With the start of the new year, seven housing and real estate experts are weighing in on what's in store for the the market in 2019.
While National Association of Realtors' chief economist Lawrence Yun anticipates stable, or flat home sales and slowing price appreciation to continue, Realtor.com researchers anticipate a 2 percent drop in sales. Due to the shortness of for-sale inventory, the real estate platform's chief economist Danielle Hale tells The Washington Post, "we don’t expect a buyer’s market on the horizon within the next five years.”
The National Association of Home Builders expects new-home sales to be roughly the same in 2019 as they were in 2018, about 628,000, and that single-family construction will grew by almost 2 percent from 2018 levels to 900,000 units. NAHB chief economist Robert Dietz says there is growing activity in townhouse construction, an affordable single-family option, “The market has been moving away from higher-end, higher-priced, larger homes over the last two or three years to more entry level,” adding, “Our surveys show we’ve gone from a new construction market that had been less than 20 percent dedicated to first-time home buyers to now closer to 30 percent, which is closer to historic norms.”
A year ago, several experts predicted the new tax law would cause a slowdown in the housing market. So far, the limitations on mortgage-interest and property-tax deductions haven’t had a negative impact. Instead, rising mortgage rates and home prices are doing more to put a damper on the market.

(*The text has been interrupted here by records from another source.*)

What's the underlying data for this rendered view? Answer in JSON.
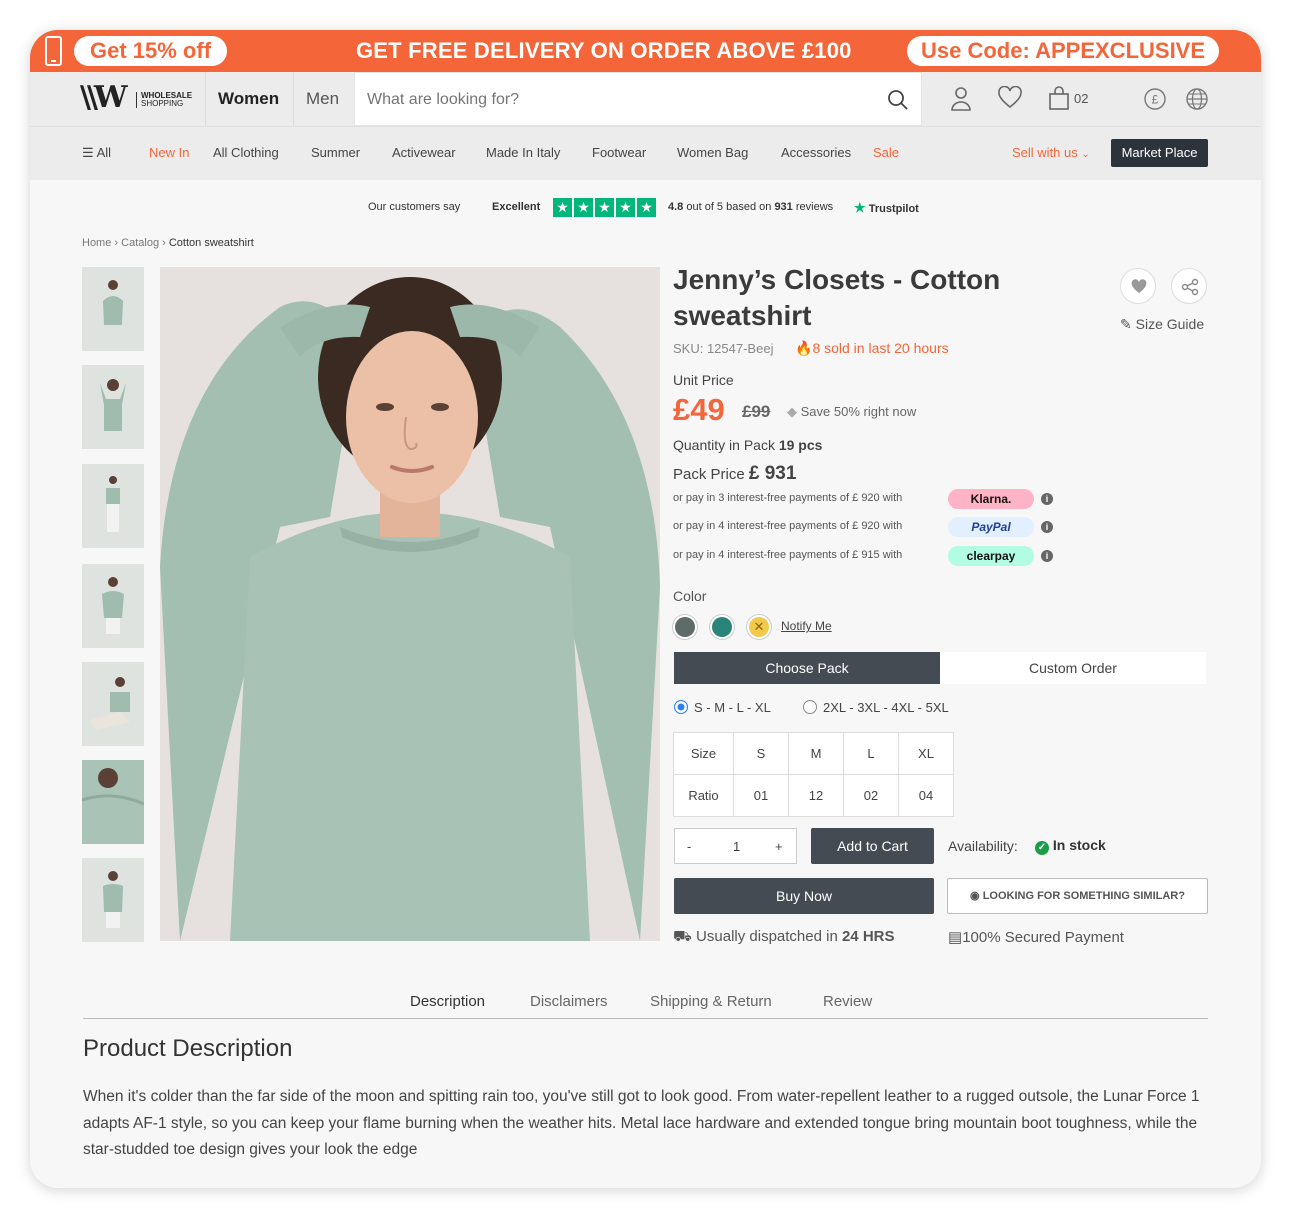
{
  "promo": {
    "left_pill": "Get 15% off",
    "middle": "GET FREE DELIVERY ON ORDER ABOVE £100",
    "right_pill": "Use Code: APPEXCLUSIVE"
  },
  "header": {
    "logo_text_1": "WHOLESALE",
    "logo_text_2": "SHOPPING",
    "tab_women": "Women",
    "tab_men": "Men",
    "search_placeholder": "What are looking for?",
    "cart_count": "02"
  },
  "nav": {
    "all": "All",
    "items": [
      "New In",
      "All Clothing",
      "Summer",
      "Activewear",
      "Made In Italy",
      "Footwear",
      "Women Bag",
      "Accessories",
      "Sale"
    ],
    "sell": "Sell with us",
    "marketplace": "Market Place"
  },
  "trust": {
    "say": "Our customers say",
    "excellent": "Excellent",
    "rating": "4.8",
    "rating_text": "out of 5 based on",
    "reviews": "931",
    "reviews_label": "reviews",
    "brand": "Trustpilot"
  },
  "breadcrumb": [
    "Home",
    "Catalog",
    "Cotton sweatshirt"
  ],
  "product": {
    "title": "Jenny’s Closets - Cotton sweatshirt",
    "size_guide": "Size Guide",
    "sku": "SKU: 12547-Beej",
    "sold": "8 sold in last 20 hours",
    "unit_price_label": "Unit Price",
    "price": "£49",
    "old_price": "£99",
    "save": "Save 50% right now",
    "qty_label": "Quantity in Pack",
    "qty_value": "19 pcs",
    "pack_label": "Pack Price",
    "pack_value": "£ 931",
    "payments": [
      {
        "text": "or pay in 3 interest-free payments of £ 920 with",
        "provider": "Klarna.",
        "bg": "#ffb3c7",
        "fg": "#17120f"
      },
      {
        "text": "or pay in 4 interest-free payments of £ 920 with",
        "provider": "PayPal",
        "bg": "#e2efff",
        "fg": "#1f3f99"
      },
      {
        "text": "or pay in 4 interest-free payments of £ 915 with",
        "provider": "clearpay",
        "bg": "#b2fce4",
        "fg": "#111"
      }
    ],
    "color_label": "Color",
    "colors": [
      "#5e6b68",
      "#2a8477",
      "#f2c94c"
    ],
    "notify": "Notify Me",
    "choose_pack": "Choose Pack",
    "custom_order": "Custom Order",
    "option_1": "S - M - L - XL",
    "option_2": "2XL - 3XL - 4XL - 5XL",
    "size_table": {
      "row1": [
        "Size",
        "S",
        "M",
        "L",
        "XL"
      ],
      "row2": [
        "Ratio",
        "01",
        "12",
        "02",
        "04"
      ]
    },
    "qty_minus": "-",
    "qty_value_input": "1",
    "qty_plus": "+",
    "add_to_cart": "Add to Cart",
    "availability_label": "Availability:",
    "availability_value": "In stock",
    "buy_now": "Buy Now",
    "similar": "LOOKING FOR SOMETHING SIMILAR?",
    "dispatch_pre": "Usually dispatched in",
    "dispatch_bold": "24 HRS",
    "secured": "100% Secured Payment"
  },
  "tabs": [
    "Description",
    "Disclaimers",
    "Shipping & Return",
    "Review"
  ],
  "description": {
    "title": "Product Description",
    "body": "When it's colder than the far side of the moon and spitting rain too, you've still got to look good. From water-repellent leather to a rugged outsole, the Lunar Force 1 adapts AF-1 style, so you can keep your flame burning when the weather hits. Metal lace hardware and extended tongue bring mountain boot toughness, while the star-studded toe design gives your look the edge"
  },
  "colors": {
    "accent": "#f4663a",
    "dark": "#454b53",
    "trustpilot": "#00b67a",
    "stock": "#1a9c4a"
  }
}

Economic uncertainty brought on by global trade tensions, stock market volatility and the government shutdown also isn’t helping. In this environment, potential homebuyers can be reluctant to make a large purchase such as a house. The last sustained government shutdown in 2013 saw a slump in home sales.